Mother Nature struck again.
Just days before the end of winter — and on St. Patrick’s Day — more than a half-foot of snow was dumped on some areas of South Jersey.
“It’s a little slower than normal, and the weather is a major factor,” said Gerry McGrath at the Cattle ’n Clover in Wildwood.
When the restaurant opened at 10 a.m., there were some die-hard celebrators waiting to get in, she said.
This was all while the Wildwoods reported as much as 10.5 inches of snow, according to the National Weather Service, with the highest total in Wildwood Crest. Other parts of Cape May County saw between 7 and 10 inches.
In Atlantic County, Ventnor reported 8.1 inches while farther inland, the Atlantic City International Airport in Egg Harbor Township reported 5.9 inches. Cumberland County saw totals ranging from just less than 7 inches to about 4 inches, while southern Ocean County — which was supposed to miss the brunt of the storm — saw totals as high as 7.5 inches in Manahawkin.
In Cape May County, “We are not used to this,” said Diane Wieland, director of tourism in the county.
Still, county engineer and head of Public Works Dale Foster said this storm was much easier to handle for several reasons.
“The ground, fortunately for us, was warm from Saturday’s lovely temperatures, so it made it a lot easier for us,” Foster said. “We were in better shape (with salt). Last time we were getting close to empty, in fact two of our three salt barns ran out of salt. But we had plenty of salt this time.”
The crews began salting in the evening Sunday and went to “snow plow mode” by midnight, Foster said.
“Now we are just pushing back the snow. The roads are pretty decent,” he said. “This was a much easier storm for us than two weeks ago.”
The previous snowstorm proved to be problematic for road crews since a layer of ice was below the freshly fallen snow, make it harder to clear the roads.
In Ocean City, Dave Smith, 42, of the 3700 block of Oxford Lane, said he shoveled from very little to 18 inches, depending on how it had drifted around his yard. Across the street, Smith’s neighbor, Joe Cairnes, 73, spent the morning leveling a 24-inch-high drift that had built up around his vehicle in his driveway.

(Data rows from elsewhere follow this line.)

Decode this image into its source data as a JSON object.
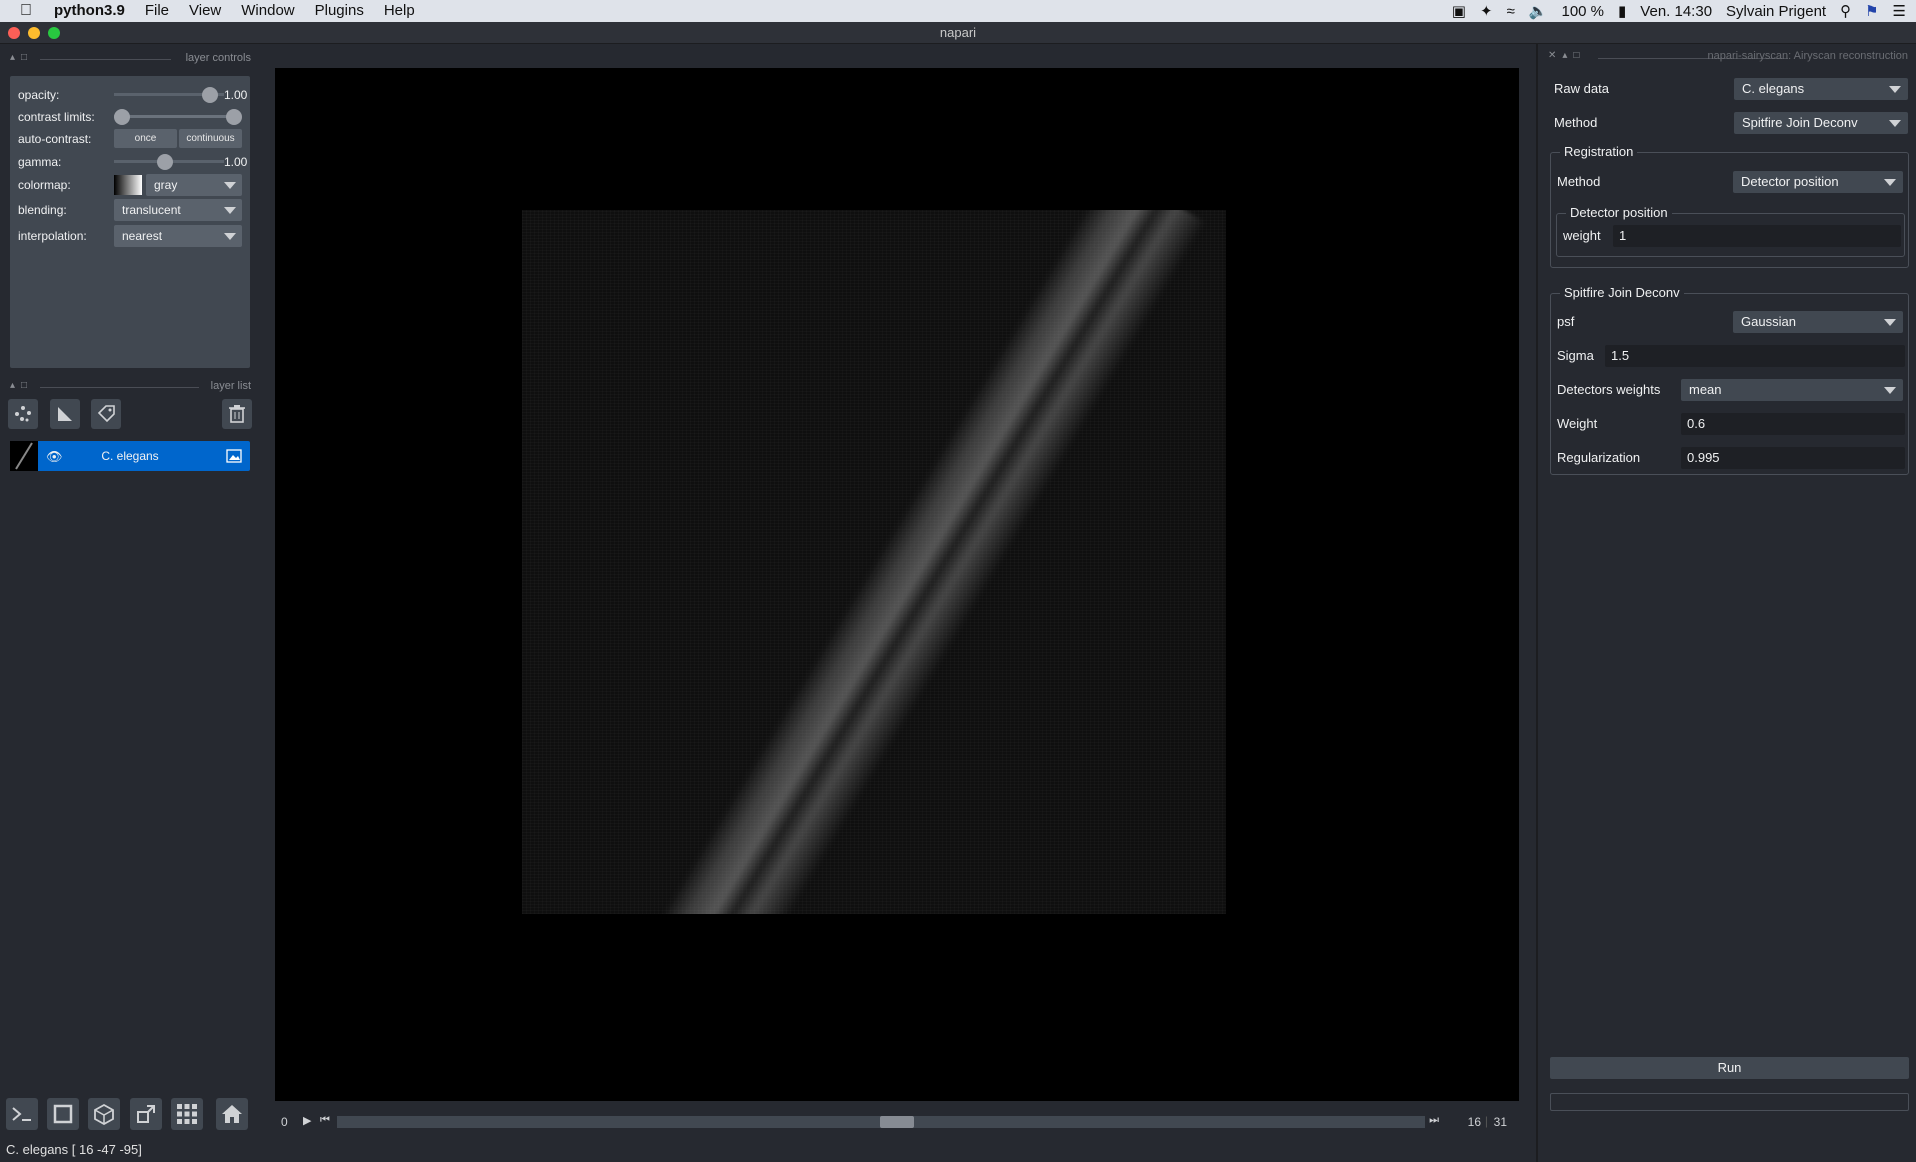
{
  "menubar": {
    "app": "python3.9",
    "items": [
      "File",
      "View",
      "Window",
      "Plugins",
      "Help"
    ],
    "battery": "100 %",
    "clock": "Ven. 14:30",
    "user": "Sylvain Prigent"
  },
  "window": {
    "title": "napari"
  },
  "left_dock": {
    "layer_controls_title": "layer controls",
    "layer_list_title": "layer list",
    "controls": {
      "opacity_label": "opacity:",
      "opacity_value": "1.00",
      "opacity": 1.0,
      "contrast_label": "contrast limits:",
      "contrast_range": [
        0.0,
        1.0
      ],
      "autocontrast_label": "auto-contrast:",
      "once": "once",
      "continuous": "continuous",
      "gamma_label": "gamma:",
      "gamma_value": "1.00",
      "gamma": 0.45,
      "colormap_label": "colormap:",
      "colormap_value": "gray",
      "blending_label": "blending:",
      "blending_value": "translucent",
      "interpolation_label": "interpolation:",
      "interpolation_value": "nearest"
    },
    "layers": [
      {
        "name": "C. elegans",
        "visible": true
      }
    ]
  },
  "dims": {
    "current": "0",
    "position": 16,
    "max": "31",
    "position_text": "16"
  },
  "status": "C. elegans [ 16 -47 -95]",
  "activity": "activity",
  "plugin": {
    "title": "napari-sairyscan: Airyscan reconstruction",
    "raw_data_label": "Raw data",
    "raw_data_value": "C. elegans",
    "method_label": "Method",
    "method_value": "Spitfire Join Deconv",
    "registration": {
      "title": "Registration",
      "method_label": "Method",
      "method_value": "Detector position",
      "detector_title": "Detector position",
      "weight_label": "weight",
      "weight_value": "1"
    },
    "spitfire": {
      "title": "Spitfire Join Deconv",
      "psf_label": "psf",
      "psf_value": "Gaussian",
      "sigma_label": "Sigma",
      "sigma_value": "1.5",
      "det_weights_label": "Detectors weights",
      "det_weights_value": "mean",
      "weight_label": "Weight",
      "weight_value": "0.6",
      "reg_label": "Regularization",
      "reg_value": "0.995"
    },
    "run": "Run"
  },
  "colors": {
    "accent": "#0066cc",
    "panel": "#414851",
    "bg": "#262930"
  }
}
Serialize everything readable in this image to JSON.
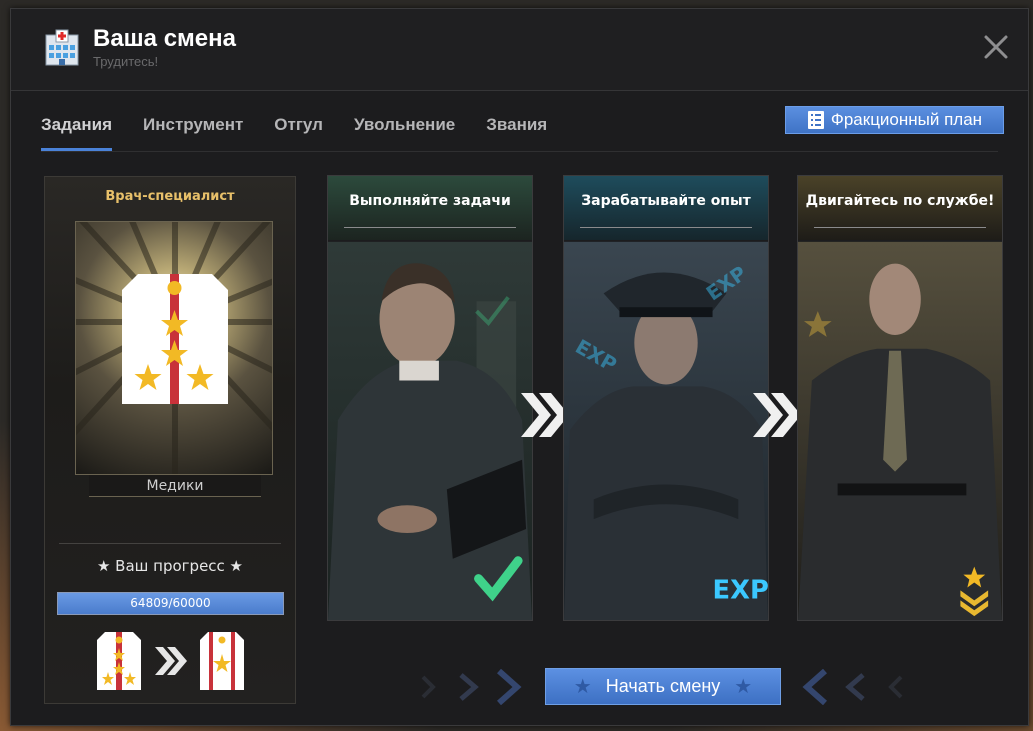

In Atlantic County, Public Works crews began salting Sunday at about 11 p.m. and started plowing by 4 a.m., said county spokeswoman Linda Gilmore.
A blustery wind blew the heavy snow toward the ocean along the Atlantic City Boardwalk, and about six inches had piled up by 5 a.m.
The heavy snow caused a number of minor accidents in the region, with about 11 accidents reported by State Police on the Atlantic City Expressway beginning at 6 a.m.
Speed restrictions of 35 m.p.h. were in place through much of the day on both the Garden State Parkway and Atlantic City Expressway.
A handful of Spirit Airlines’ flights to and from Florida were delayed at Atlantic City International, according to the airport website. Meanwhile, NJ Transit reported no problems with its bus or rail operations in South Jersey.
In Cumberland County, work crews brined roads Friday and Saturday in anticipation of the storm, county Public Works Director Donald Olbrich said. Crews were called in about 1:30 a.m. Monday to salt and clear roads, he said.
Police in Bridgeton, Millville and Vineland reported no accidents or traffic problems related to the storm. Olbrich said he had heard of two overnight accidents, with both being minor and resulting in no injuries.
Schools were closed in Bridgeton, Millville and Vineland. Cumberland Regional High School was also closed, while Cumberland County College opened at 12:30 p.m.
While snow days are eating into school districts’ spring breaks, Bridgeton Superintendent of Schools Thomasina Jones was optimistic that Monday’s closure will be the last.
Jones told parents and staff in her automated school closure telephone call to “enjoy the last snow day.”
Stafford Township began preparations Sunday, asking residents to move cars from the roads so plowing and salting could be completed effectively.
With temperatures hovering around 25 degrees, the morning commute was difficult as crews cleared and salted roads. Crews worked to clear what was described as heavy, wet snow and as soon as a roadway or parking lot was clear, within 10 minutes it was snow-covered again.
Elsewhere in the region, the snow slowed down the start of St. Patrick’s Day, but many pubs — including Ri Ra Irish Pub in Atlantic City, McGettigan’s 19th Hole in Galloway and Dubliner’s Pub and Grill in Galloway — said customers showed up despite the weather.
“It’s a slow start to a crazy day,” said Penny Kelly at Dubliner Pub and Grill. The pub was already a quarter full at 11:30 a.m.
In the end, “March storms aren’t that rare,” said Frank Donato, emergency management coordinator for Ocean City. “We have a history of them. Just when you think you’re done, you get another one like this one.”
Staff writers Thomas Barlas, Cindy Nevitt, Donna Weaver and Donald Wittkowski contributed to this report.